Partners, however, can only take a loss on their returns if it's solely the result of a liquidating distribution of cash, outstanding partnership receivables or inventory items.If the partnership distributes property -- anything other than cash and property treated as cash -- during its liquidation, it has no immediate tax effect.As a result, the tax effects of a partnership that makes liquidating distributions only impacts the partners who receive them.To be taxed as a liquidating distribution, however, a partner's interest in the partnership must terminate.At the same time, the trust issues a K-1, which breaks down the distribution, or how much of the distributed money came from principal versus interest.The K-1 is the form that lets the beneficiary know his tax liability from trust distributions.The K-1 schedule for taxing distributed amounts is generated by the trust and handed over to the IRS.The IRS, in turn, delivers the document to the beneficiary to pay the tax.

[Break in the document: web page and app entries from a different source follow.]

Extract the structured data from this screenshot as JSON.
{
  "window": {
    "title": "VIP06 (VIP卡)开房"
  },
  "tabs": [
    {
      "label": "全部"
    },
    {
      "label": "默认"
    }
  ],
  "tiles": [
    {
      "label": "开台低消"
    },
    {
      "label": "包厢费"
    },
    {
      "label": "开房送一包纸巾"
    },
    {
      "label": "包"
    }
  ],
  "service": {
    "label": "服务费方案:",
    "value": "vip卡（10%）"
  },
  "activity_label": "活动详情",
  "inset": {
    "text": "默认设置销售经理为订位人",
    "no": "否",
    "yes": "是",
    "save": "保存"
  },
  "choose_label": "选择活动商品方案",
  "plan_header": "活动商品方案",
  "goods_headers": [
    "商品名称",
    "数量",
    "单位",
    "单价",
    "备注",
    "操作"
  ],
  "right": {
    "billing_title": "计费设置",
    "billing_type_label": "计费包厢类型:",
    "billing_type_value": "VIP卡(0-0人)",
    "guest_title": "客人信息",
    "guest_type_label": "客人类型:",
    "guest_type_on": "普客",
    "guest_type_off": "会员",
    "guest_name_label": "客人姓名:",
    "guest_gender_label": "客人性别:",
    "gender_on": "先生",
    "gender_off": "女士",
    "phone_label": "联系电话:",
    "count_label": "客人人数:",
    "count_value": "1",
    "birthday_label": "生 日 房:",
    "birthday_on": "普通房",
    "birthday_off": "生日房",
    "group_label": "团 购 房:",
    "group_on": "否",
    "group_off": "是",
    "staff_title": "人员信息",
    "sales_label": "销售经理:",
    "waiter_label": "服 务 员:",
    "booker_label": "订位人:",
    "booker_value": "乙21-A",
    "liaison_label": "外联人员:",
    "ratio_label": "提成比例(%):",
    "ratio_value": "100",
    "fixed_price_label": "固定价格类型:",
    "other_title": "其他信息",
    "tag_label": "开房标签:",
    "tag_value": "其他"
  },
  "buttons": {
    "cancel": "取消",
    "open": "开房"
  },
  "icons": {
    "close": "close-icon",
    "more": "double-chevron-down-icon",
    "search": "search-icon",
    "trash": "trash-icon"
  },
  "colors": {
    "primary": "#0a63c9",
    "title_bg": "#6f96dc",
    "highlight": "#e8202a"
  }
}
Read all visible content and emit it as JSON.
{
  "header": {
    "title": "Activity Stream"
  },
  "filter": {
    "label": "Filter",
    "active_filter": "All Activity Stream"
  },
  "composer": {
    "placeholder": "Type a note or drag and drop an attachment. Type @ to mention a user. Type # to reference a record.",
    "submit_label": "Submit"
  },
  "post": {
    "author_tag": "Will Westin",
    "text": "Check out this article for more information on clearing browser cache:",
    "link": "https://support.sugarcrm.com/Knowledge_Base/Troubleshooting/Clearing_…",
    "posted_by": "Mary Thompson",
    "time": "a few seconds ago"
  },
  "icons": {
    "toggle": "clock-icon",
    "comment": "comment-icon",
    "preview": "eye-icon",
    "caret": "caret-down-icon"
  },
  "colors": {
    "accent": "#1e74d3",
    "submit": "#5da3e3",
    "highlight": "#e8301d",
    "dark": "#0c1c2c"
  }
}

Initially, your basis is equal to the amount of cash plus your basis -- or cost -- in any property contributed to the business.Upon liquidation of a partnership, the Internal Revenue Service views the distributions as a sale of a partnership interest; as a result, gains are generally taxed as long-term capital gains to partners.Therefore, partners who have held an interest in the partnership for more than one year as of the date of a liquidating distribution will pay lower rates of tax on the gain than they do on a partnership's operating profit.Regardless of the amount of cash you receive, your basis in the distributed property is never less than zero.If your basis is zero, this means the amount you eventually sell the property for is all taxable gain.

Leave a Reply